Provided records =>
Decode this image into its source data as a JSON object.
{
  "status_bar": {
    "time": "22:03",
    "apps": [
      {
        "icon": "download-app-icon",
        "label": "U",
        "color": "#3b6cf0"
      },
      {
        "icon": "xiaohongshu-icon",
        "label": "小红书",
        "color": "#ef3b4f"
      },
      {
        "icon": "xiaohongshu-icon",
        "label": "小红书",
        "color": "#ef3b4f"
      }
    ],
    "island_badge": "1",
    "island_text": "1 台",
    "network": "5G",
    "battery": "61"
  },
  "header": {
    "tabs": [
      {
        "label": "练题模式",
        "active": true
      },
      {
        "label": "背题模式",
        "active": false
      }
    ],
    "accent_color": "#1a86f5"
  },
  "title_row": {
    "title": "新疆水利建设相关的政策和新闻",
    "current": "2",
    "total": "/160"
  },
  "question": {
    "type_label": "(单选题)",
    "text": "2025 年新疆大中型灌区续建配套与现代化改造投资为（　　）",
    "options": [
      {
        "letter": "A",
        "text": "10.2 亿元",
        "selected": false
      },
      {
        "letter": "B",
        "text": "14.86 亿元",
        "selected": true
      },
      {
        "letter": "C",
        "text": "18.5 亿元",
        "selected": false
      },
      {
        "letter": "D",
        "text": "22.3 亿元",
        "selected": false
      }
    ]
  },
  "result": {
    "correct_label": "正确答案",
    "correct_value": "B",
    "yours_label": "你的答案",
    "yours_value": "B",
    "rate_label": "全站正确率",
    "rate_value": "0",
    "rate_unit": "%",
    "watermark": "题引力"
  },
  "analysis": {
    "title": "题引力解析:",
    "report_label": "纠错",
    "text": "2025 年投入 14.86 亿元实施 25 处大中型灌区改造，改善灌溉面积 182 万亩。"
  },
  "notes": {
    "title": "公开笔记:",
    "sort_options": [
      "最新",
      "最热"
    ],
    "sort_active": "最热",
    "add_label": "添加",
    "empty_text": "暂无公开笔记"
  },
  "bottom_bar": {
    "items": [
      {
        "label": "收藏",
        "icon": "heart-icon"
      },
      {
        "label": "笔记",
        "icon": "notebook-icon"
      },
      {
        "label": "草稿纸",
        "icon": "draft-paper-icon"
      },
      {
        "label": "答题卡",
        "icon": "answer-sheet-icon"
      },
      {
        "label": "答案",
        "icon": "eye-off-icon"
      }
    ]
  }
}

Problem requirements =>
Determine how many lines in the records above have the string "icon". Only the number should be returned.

The completed task =>
8